*Problem statement*.
Lines containing the word "first" are to be copied from the data below.

*Material to process*.
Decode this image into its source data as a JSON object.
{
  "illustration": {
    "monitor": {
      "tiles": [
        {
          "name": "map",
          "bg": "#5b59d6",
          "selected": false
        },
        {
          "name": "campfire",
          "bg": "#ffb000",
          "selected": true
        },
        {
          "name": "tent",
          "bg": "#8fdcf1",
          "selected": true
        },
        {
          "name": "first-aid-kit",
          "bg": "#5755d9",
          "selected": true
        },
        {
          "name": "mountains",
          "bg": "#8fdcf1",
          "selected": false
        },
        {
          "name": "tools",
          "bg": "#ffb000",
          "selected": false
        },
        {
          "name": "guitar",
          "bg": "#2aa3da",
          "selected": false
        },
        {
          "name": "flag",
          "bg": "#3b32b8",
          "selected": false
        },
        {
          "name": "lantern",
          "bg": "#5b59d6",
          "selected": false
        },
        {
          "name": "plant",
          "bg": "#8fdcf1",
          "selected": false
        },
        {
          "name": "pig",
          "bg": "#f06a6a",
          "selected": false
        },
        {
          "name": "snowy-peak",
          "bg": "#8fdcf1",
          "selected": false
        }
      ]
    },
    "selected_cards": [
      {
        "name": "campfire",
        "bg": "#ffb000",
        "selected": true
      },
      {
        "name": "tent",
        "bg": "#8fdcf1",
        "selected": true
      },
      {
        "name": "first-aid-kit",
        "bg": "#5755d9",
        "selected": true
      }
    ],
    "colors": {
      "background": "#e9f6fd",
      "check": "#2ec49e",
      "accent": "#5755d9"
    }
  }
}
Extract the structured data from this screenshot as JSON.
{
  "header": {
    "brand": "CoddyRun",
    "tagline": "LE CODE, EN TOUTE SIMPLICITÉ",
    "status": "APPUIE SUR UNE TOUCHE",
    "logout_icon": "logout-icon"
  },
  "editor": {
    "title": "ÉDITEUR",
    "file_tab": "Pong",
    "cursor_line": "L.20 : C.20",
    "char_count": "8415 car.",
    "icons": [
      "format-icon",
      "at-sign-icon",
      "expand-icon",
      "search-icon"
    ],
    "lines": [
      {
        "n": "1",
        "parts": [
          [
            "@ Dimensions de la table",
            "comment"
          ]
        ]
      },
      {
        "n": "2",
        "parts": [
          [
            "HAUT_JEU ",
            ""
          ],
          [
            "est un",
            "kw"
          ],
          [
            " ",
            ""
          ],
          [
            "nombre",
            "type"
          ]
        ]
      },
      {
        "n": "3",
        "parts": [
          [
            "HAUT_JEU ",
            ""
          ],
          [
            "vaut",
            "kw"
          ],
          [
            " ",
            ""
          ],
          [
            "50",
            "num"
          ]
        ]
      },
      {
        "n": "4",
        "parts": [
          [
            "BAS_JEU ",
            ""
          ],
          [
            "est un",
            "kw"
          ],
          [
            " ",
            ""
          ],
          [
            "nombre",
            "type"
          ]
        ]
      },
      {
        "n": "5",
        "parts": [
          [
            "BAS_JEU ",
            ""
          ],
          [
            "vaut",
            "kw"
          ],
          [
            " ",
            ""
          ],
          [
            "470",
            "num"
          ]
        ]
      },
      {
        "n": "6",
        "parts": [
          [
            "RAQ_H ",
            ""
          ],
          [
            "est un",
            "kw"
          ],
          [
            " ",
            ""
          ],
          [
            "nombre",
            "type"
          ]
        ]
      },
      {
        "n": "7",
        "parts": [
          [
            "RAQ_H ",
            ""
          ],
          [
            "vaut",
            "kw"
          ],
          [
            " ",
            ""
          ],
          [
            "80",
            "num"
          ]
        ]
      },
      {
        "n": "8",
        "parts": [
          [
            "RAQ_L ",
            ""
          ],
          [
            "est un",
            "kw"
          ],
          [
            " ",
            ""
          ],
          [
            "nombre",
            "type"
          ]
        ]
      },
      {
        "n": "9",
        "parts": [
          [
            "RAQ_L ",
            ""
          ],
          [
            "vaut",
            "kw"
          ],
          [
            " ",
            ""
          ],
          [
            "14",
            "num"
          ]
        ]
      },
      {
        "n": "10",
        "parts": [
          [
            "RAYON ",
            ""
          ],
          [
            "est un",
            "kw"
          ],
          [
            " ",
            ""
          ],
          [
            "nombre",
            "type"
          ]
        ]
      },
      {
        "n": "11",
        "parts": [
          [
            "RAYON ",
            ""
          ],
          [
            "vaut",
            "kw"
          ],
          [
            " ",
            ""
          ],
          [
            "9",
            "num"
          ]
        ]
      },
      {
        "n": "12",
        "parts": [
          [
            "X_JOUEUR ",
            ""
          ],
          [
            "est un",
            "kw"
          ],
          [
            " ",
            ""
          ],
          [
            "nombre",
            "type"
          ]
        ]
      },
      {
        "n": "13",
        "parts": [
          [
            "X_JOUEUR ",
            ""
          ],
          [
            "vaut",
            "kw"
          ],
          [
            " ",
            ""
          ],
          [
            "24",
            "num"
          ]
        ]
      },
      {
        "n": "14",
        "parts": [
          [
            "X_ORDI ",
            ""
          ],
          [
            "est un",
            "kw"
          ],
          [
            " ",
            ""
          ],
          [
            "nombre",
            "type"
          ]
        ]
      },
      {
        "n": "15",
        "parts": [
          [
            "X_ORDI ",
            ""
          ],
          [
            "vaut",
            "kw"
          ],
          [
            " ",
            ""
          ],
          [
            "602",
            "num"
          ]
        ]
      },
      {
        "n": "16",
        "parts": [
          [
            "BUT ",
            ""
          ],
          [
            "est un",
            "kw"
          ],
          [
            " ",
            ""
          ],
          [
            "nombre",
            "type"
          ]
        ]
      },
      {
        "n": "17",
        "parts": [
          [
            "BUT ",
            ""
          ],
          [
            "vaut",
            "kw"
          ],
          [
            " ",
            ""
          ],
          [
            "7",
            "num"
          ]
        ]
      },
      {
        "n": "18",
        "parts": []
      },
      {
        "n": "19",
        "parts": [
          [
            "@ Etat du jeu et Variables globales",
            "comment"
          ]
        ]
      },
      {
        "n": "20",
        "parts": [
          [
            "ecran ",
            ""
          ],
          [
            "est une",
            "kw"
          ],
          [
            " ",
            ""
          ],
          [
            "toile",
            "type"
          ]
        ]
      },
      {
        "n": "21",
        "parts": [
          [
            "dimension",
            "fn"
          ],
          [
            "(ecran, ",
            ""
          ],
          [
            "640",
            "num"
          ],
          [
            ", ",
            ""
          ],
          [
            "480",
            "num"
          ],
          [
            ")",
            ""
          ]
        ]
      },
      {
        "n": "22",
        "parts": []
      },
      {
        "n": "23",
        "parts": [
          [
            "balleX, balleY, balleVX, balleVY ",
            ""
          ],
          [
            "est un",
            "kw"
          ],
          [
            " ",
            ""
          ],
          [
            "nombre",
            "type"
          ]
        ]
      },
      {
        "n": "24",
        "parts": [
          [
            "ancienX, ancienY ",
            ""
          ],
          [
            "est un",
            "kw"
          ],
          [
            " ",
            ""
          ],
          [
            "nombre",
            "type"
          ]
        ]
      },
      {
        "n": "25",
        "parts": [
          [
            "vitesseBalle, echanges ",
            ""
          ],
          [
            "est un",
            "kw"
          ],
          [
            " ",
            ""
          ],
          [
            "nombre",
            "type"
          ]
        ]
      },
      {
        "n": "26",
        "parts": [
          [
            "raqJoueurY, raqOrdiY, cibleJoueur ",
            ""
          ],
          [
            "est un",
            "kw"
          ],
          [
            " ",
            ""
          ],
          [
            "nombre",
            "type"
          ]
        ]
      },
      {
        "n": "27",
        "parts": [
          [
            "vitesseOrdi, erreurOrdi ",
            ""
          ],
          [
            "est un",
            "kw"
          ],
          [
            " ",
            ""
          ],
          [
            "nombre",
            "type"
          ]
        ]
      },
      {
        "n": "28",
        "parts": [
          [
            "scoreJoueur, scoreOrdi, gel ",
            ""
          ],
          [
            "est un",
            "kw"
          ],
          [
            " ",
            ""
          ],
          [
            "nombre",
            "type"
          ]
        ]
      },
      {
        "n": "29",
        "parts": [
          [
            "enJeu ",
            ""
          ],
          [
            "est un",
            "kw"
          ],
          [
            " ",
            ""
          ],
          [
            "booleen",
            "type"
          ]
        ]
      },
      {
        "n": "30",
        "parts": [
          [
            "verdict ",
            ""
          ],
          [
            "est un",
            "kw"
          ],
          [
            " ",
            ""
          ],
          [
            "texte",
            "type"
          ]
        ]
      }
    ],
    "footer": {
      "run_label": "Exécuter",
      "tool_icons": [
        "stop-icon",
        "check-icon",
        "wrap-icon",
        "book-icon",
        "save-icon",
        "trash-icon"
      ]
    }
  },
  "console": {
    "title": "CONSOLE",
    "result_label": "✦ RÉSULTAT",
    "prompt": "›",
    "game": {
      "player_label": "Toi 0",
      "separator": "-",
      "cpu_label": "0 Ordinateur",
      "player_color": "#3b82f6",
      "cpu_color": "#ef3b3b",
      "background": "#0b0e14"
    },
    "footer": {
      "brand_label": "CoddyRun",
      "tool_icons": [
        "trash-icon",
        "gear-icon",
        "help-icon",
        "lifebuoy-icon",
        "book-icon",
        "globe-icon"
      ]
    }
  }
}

*Reply to the exercise*.
          "name": "first-aid-kit",
        "name": "first-aid-kit",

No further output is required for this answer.